→ **WHAT NEEDS TO BE DONE**:
Please report every line from the material that contains the word "chevron".
___ RECORDED INFORMATION ___
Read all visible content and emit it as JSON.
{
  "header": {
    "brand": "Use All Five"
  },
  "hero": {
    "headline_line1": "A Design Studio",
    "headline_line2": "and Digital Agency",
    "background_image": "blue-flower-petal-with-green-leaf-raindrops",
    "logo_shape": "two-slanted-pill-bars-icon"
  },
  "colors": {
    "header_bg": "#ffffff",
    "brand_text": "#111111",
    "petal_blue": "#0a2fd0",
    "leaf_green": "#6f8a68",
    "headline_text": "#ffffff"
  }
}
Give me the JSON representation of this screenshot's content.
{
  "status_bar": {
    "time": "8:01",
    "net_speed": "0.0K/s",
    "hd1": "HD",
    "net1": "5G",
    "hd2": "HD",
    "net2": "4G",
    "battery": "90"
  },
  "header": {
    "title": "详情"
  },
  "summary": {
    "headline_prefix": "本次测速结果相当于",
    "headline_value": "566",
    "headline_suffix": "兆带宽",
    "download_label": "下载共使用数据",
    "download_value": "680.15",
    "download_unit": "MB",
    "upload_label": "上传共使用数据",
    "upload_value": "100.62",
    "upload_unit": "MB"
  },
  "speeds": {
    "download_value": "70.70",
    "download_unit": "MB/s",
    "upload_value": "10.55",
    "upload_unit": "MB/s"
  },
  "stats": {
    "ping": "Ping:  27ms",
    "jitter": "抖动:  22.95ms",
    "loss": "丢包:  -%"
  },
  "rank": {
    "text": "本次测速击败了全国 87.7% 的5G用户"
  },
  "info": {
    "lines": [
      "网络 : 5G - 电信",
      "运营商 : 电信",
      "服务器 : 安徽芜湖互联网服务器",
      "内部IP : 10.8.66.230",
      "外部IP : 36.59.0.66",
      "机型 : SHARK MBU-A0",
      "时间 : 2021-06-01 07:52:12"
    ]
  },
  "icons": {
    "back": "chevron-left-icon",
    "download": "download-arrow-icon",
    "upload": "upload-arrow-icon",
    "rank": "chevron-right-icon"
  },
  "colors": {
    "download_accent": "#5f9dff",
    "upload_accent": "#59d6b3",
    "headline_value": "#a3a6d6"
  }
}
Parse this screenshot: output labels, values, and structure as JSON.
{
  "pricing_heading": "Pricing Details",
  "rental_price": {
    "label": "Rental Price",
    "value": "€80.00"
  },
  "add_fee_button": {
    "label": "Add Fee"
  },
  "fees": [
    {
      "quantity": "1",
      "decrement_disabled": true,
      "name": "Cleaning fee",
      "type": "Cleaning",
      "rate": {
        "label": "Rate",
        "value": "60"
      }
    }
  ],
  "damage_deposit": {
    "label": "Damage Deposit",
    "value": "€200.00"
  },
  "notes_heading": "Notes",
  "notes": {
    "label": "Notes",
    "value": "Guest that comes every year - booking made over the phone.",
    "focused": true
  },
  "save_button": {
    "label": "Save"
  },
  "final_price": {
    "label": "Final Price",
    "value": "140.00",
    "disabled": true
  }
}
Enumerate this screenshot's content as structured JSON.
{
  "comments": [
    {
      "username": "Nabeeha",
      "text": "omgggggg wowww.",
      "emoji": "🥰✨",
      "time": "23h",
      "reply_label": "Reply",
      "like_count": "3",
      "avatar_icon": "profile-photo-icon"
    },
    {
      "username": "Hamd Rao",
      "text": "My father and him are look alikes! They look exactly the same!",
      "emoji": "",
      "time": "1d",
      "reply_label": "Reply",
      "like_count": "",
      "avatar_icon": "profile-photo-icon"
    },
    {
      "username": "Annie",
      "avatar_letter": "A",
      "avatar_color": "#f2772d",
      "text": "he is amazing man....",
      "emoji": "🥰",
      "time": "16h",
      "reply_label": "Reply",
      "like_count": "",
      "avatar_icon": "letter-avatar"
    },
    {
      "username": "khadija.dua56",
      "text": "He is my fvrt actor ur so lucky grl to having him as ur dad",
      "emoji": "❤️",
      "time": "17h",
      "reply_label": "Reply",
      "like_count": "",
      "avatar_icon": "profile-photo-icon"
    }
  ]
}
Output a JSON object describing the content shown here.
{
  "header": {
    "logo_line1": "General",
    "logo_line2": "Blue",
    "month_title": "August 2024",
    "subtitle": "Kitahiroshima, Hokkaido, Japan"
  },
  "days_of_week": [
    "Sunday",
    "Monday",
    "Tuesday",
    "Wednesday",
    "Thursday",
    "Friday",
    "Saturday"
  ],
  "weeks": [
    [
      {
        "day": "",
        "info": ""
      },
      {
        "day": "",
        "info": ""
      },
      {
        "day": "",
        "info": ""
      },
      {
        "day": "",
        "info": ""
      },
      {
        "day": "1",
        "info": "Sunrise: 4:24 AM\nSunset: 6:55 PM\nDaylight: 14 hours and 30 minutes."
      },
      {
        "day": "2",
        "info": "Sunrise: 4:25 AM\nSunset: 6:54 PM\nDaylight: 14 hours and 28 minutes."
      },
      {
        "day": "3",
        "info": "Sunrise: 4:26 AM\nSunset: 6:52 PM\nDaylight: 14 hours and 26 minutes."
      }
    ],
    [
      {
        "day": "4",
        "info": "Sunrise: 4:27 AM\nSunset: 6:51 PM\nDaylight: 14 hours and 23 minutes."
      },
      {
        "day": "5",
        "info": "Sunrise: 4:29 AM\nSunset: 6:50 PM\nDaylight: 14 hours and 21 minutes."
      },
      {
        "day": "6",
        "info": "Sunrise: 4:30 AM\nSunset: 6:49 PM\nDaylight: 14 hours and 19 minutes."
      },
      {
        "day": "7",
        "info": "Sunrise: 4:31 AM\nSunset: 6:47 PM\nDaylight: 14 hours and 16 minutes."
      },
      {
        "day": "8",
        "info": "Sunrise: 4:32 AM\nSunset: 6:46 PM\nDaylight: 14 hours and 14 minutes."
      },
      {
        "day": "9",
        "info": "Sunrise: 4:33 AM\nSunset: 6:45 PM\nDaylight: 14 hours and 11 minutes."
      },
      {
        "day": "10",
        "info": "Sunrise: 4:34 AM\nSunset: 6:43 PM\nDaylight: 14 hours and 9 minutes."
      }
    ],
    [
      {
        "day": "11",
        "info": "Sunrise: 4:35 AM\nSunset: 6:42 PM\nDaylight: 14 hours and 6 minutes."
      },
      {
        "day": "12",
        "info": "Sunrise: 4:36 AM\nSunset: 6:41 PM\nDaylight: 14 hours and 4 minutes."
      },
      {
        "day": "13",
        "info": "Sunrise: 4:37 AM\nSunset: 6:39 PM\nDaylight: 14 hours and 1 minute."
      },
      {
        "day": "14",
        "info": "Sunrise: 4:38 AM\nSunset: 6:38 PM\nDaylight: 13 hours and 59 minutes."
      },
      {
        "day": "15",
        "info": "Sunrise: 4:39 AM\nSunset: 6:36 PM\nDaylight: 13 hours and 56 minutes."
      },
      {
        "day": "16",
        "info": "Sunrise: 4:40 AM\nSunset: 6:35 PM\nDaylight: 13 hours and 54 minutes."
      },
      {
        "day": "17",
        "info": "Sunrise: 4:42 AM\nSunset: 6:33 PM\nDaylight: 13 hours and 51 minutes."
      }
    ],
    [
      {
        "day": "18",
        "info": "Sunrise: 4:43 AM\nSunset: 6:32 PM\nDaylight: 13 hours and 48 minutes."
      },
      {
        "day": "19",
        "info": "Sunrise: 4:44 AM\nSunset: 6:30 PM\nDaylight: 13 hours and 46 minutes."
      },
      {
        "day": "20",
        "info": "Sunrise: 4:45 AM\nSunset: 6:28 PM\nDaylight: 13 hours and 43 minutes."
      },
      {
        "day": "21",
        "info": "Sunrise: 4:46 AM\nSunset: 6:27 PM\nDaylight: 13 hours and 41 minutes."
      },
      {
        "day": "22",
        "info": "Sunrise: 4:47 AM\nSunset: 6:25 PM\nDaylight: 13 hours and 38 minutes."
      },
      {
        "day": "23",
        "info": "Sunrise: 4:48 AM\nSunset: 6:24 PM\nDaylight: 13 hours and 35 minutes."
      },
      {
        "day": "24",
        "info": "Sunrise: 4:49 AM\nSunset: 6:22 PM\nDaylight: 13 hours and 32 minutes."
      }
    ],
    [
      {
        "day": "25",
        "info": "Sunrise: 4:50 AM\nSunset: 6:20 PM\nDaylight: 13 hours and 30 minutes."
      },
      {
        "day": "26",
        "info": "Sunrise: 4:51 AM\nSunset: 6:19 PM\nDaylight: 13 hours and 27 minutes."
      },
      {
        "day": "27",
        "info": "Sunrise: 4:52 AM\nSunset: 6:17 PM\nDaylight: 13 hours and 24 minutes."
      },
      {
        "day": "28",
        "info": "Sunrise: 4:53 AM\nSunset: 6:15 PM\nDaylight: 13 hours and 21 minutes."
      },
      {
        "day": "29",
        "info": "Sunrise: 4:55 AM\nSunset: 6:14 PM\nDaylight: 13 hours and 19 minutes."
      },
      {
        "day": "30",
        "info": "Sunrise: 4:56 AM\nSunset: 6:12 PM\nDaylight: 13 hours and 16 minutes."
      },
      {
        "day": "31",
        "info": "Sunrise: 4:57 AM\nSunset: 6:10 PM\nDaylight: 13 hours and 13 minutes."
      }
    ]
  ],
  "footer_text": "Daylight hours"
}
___
→ **OUTPUT OF THE EXERCISE**:
    "back": "chevron-left-icon",
    "rank": "chevron-right-icon"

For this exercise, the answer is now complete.